UNIVERSITY OF MASSACHUSETTS
Department of Electrical and Computer Engineering
ECE 597/697XX: ST  Introduction to Cryptography
Spring 2015
Description: A course on the theory and practice
of cryptography. The main focus is on
how crypto algorithms and protocols work, and how they can
be applied in the real world.

The topics to be covered include:
 1. Introduction.
 2. Stream ciphers and pseudorandom number generators.
 3. Symmetric ciphers: Data Encryption Standard (DES) and
Advanced Encryption Standard (AES).
 4. Publickey cryptography  introduction.
 5. Asymmetric algorithms: RSA, ElGamal and Elliptic curves.
 6. Digital signatures and Message Authentication codes.
 7. Hash functions, security services and key distribution.
 8. Sidechannel attacks on cryptographic systems.
 Lecture venue: MoWe 2:303:45, Marcus 106
 Midterm Exam: March 10, 2015, 46pm, 2 hours.
Material covered: Chapters 16.
You may use during the exam your own lecture notes, graded homeworks and
the course lecture notes only.
No other materials including books, internetconnected devices or any software
tools are allowed.
 Final Exam:
Friday, May 1, 3:305:30pm, MRST 211.
You may use during the exam your own lecture notes, graded homeworks and
the course lecture notes only.
No other materials including books, internetconnected devices or any software
tools are allowed.
 Homework Assignments:
 OWL quizzes
Select "University of Massachusetts at Amherst", "Electrical and
Computer Engineering."
If you registered late, access OWL through the link in
Moodle.
The deadlines below are tentative and subject to change.
 Quiz 1  due Jan. 29.
 Quiz 2  due Feb. 7.
 Quiz 3  due Feb. 20.
 Quiz 4  due Feb. 28.
Chapter 5  5.8, 5.16,
and using the online AES encryption/decryption tool at
http://cryptojs.altervista.org/secretkey/aes_cryptojs.html ,
answer the questions below.
The base 64 encoding table can be found at
http://en.wikipedia.org/wiki/Base64.
A Base 64 to HEX (and vice versa) converter can be found at
http://tomeko.net/online_tools/base64.php?lang=en.
 Encrypt your name and your home address using all the five modes ECB,
CBC, OFB, CFB and CTR, and the padding options NoPadding, ZeroPadding and
PKCS7. Indicate the differences between the resulting ciphertexts and explain
the differences between the padding schemes. Notice that you can set the IV
and Salt to any value including 0.

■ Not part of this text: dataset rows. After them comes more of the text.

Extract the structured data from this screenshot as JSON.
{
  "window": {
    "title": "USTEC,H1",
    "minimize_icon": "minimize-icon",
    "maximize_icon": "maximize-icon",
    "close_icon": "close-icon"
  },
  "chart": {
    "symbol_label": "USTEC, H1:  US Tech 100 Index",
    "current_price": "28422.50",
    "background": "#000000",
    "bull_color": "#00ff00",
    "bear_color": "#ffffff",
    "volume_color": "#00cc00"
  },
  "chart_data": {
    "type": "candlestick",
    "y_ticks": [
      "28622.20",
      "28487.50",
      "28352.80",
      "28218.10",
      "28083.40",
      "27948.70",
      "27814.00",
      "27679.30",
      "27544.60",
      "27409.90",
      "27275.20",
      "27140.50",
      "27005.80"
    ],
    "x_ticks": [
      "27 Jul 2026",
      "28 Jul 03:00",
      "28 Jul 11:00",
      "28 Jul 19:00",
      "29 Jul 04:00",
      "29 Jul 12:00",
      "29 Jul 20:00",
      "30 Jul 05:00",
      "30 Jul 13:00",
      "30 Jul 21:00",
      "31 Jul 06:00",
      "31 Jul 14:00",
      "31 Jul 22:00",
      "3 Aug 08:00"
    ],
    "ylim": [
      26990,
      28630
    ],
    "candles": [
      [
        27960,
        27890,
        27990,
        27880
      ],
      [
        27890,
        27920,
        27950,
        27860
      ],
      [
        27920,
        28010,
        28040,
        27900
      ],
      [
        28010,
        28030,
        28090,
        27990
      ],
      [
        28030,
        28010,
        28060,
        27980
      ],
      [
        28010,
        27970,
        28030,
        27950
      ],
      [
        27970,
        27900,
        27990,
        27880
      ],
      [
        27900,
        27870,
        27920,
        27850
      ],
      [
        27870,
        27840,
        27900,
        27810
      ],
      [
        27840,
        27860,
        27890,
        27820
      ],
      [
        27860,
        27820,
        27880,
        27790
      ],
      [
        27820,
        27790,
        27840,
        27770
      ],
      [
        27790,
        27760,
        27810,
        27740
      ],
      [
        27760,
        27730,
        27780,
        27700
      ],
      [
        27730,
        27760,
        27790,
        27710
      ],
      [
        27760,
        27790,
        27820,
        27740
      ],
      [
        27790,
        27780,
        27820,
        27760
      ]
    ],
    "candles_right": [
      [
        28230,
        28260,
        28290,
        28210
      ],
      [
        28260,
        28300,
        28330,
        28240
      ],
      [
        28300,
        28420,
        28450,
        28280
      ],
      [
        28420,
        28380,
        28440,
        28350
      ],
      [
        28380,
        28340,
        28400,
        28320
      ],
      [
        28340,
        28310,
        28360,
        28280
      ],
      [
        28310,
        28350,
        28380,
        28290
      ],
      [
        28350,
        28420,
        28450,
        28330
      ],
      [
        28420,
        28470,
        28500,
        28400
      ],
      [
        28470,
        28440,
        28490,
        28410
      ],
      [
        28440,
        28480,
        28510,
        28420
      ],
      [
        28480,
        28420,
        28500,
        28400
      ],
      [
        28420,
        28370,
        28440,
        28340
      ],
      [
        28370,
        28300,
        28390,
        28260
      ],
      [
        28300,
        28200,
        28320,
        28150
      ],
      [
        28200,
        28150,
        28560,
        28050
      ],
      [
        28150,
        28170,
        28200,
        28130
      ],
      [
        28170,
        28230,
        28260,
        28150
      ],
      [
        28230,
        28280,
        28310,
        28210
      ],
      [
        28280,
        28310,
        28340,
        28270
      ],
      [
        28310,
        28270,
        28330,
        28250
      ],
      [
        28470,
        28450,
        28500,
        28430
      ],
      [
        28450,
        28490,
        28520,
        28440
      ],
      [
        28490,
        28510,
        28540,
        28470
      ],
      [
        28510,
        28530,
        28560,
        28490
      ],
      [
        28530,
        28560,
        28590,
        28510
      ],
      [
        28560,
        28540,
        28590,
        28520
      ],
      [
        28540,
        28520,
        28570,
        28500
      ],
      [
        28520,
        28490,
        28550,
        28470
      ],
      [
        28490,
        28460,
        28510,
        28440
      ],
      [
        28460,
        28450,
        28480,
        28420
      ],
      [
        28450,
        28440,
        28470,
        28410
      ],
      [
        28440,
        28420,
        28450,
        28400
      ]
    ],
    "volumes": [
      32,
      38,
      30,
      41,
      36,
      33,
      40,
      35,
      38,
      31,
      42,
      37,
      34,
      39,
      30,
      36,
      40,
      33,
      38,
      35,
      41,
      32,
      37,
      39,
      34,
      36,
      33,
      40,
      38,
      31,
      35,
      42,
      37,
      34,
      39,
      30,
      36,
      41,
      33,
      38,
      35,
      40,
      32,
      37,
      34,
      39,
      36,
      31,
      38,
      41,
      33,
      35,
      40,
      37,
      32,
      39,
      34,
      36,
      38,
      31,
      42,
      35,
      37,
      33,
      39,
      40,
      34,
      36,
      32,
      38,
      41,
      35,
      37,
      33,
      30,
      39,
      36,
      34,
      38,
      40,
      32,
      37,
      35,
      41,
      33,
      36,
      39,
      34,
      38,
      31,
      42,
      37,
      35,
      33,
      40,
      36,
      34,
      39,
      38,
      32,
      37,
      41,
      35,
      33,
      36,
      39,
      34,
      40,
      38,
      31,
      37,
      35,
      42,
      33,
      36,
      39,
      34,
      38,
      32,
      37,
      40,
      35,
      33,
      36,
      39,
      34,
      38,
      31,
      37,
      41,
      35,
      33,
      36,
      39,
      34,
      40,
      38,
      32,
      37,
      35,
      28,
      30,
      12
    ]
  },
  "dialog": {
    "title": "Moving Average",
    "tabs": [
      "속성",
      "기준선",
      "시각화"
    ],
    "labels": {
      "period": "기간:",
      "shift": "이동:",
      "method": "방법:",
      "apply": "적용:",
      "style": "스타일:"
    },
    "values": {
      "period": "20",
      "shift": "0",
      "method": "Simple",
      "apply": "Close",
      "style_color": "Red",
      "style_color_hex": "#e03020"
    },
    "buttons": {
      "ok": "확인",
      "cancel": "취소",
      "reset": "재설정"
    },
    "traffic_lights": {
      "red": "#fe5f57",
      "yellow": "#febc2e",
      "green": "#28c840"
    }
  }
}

 Explain the purpose of the Salt. What is the use of the Salt,
the IV and the Padding?
 Quiz 5  due Mar. 5.
 Quiz 6  due Mar. 23.
 Quiz 7  due Mar. 26.
 Quiz 8  due Apr. 9.
 Quiz 9  due Apr. 16.
 Quiz 10  due Apr. 21.
Chapter 11  11.7; Chapter 12  12.2, 12.4, 12.5 (1).
 Quiz 11  due Apr. 28.
Chapter 13  13.1, 13.10, 13.13.
Lecture notes (pdf format):
Instructor:
Prof. Israel Koren, KEB 309E, Tel. 5452643,
Email:
koren 'at' ecs.umass.edu
Prerequisites:
Recommended: Courses in Discrete Mathematics and Finite Field Mathematics.
Recommended books:
Recommended reading:
Links:
Schedule:
Mon.Wed. 2:303:45pm (in Marcus 116).
Office Hours: Mon.Wed. 4:005:00 or by appointment.
Course web page:
All details regarding the course will be available at:
http://euler.ecs.umass.edu/ece597.
Grading:
 Homework  15%
 Midterm  30%
 Final Exam  55%